We’re not talking about an ordinary sex offender. Wayne Chapman, by his own admission, raped as many as 100 boys, and fantasized about cannibalizing them. His history of abusing children is as long and disturbing as any I’ve seen. By 1960, when Chapman was only 12, he’d already been arrested four times for sexual assaults on other children. In 1966, he gagged and tied a boy to a tree, then left him there after sexually assaulting him. In 1967, he was convicted in Pennsylvania of “corrupting” a 12-year-old boy. In 1971, he was convicted of sexually assaulting a 10-year-old boy. In 1974 he sexually assaulted two 9-year-olds, and one 8 year-old boy. In 1975, there was another indecent assault and battery charge involving a child victim, and in 1976, nine more little boy victims were identified — all 7 to 8 years old. That same year, Chapman was charged with sex crimes against two boys, ages 9 and 11. In 1977, he was convicted of raping two boys, aged 10 and 11, in Lawrence. In August 1978, he was convicted of sexually assaulting four boys in Bristol County. In short, Chapman didn’t stop abusing children until he was incarcerated.

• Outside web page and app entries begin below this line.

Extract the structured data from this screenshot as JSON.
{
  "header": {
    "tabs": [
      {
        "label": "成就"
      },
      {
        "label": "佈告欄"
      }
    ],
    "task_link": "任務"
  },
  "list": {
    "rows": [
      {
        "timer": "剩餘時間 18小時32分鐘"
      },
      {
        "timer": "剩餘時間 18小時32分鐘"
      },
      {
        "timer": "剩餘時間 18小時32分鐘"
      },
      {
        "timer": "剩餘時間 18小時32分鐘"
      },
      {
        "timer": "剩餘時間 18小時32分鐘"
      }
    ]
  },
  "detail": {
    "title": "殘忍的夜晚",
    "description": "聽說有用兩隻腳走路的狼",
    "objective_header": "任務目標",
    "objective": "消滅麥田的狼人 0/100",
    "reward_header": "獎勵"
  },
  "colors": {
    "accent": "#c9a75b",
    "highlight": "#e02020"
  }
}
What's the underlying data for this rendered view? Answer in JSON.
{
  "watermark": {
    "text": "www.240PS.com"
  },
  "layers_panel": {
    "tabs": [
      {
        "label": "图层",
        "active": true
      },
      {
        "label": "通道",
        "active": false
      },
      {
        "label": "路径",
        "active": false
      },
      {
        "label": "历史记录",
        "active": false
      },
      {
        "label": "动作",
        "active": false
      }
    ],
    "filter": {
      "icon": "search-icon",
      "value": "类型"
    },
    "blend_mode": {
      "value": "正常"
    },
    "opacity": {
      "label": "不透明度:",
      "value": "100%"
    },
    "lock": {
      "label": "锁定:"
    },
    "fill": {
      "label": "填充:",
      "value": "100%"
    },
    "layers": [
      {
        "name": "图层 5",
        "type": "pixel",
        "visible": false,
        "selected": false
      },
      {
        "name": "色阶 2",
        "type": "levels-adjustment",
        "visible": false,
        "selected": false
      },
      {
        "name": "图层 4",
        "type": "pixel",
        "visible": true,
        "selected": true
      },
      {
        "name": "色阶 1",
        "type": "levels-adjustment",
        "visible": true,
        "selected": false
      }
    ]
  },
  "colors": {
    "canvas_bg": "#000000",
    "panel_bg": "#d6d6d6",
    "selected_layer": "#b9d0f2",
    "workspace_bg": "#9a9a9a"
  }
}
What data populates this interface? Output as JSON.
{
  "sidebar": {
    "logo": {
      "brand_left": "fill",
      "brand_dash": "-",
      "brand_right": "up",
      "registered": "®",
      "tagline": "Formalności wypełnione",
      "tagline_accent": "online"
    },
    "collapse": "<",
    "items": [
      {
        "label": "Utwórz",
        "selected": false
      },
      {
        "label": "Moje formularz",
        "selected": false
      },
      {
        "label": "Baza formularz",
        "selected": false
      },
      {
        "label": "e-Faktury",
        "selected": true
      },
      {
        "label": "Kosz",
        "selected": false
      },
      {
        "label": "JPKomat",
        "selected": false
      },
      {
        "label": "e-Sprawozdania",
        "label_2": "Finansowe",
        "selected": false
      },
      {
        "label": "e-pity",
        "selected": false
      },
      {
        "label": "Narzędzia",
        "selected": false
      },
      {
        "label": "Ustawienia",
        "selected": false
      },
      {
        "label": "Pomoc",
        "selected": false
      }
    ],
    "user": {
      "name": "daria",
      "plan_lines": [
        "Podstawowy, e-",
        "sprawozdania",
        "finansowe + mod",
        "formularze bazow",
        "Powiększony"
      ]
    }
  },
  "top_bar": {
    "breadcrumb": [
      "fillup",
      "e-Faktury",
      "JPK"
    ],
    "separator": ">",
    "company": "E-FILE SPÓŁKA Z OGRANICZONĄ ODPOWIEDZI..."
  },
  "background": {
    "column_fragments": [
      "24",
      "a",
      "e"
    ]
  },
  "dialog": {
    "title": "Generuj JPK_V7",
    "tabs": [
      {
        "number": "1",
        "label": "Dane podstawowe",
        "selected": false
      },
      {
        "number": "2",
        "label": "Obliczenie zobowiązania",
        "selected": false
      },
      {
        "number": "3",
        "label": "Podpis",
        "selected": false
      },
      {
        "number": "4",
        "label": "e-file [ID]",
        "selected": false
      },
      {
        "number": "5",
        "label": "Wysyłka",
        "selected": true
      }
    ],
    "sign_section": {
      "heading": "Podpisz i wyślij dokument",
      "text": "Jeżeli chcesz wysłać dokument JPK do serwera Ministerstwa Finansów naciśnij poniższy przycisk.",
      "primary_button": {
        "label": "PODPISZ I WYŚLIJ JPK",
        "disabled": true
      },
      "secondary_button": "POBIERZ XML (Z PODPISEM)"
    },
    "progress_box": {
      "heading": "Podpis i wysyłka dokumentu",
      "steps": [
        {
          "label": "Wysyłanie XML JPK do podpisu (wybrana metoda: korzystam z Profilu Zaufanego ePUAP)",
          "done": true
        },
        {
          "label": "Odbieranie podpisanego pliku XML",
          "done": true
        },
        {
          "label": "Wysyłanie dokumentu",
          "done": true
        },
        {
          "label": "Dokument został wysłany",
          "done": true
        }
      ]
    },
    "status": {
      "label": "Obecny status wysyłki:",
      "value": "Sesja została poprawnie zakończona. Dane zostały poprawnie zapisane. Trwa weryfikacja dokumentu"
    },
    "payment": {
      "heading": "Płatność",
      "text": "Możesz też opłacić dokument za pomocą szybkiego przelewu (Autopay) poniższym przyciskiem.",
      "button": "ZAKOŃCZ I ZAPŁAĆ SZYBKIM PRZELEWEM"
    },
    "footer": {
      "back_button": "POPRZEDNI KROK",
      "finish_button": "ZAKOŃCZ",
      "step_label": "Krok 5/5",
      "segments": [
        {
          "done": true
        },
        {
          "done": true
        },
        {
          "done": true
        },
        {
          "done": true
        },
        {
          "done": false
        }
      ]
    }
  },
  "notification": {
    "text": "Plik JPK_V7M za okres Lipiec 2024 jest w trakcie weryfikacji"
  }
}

Chapman was declared sexually dangerous virtually the moment he went to prison in 1977. The judge said he showed no empathy or remorse, and that his convictions “culminated a 10-year history of child abuse” in several states, involving “about 50″ victims.

Chapman tried repeatedly to get released from his commitment as a sexually dangerous person, but was unsuccessful as recently as 2016. In 2018, however, two qualified examiners decided he was no longer dangerous. One of them examined Chapman in the 2016 case, and found him too dangerous to release. Only two years later, that same examiner decided Chapman was no longer dangerous.


He was then charged with committing more sex crimes in prison.

The SJC didn’t mention the new charges. The high court said the Department of Corrections “failed to provide any evidence” that public safety had been compromised.

The current Chapman nightmare began 10 years ago when the SJC decided the Johnstone case, ruling that if two qualified examiners agree an offender is no longer dangerous, he must be released. Since then, many sex offenders have been released without any public proceeding or judicial review to ensure that the examiners got it right. My appeal on behalf of the victims asked the SJC to clarify the Johnstone case, and require some sort of judicial review of examiners’ reports before releasing an offender. The Department of Corrections similarly asked the court to fix Johnstone, but the SJC declined. All hope is not lost, however.

Because Chapman was charged with new sex crimes in 2018, he is being held on high bail. Assuming he’s convicted, he could be sentenced to five years behind bars, and subjected to another sexual dangerousness assessment. So for now, he’s not going anywhere.

The Baker administration and the Legislature need to step up now and enact a new law to put an end to this nightmare once and for all. Gov. Charlie Baker filed a bill last year that will prevent the release of dangerous sex offenders solely on the say-so of two examiners. My clients, like all victims of sexual violence, would greatly appreciate it if the Legislature would get this done quickly. Come reelection time, voters will rightly ask: what could possibly have been more important than protecting children from monsters like Wayne Chapman?

Wendy Murphy is a Boston attorney and a victims’ rights advocate. Follow her on Twitter @wmurphylaw.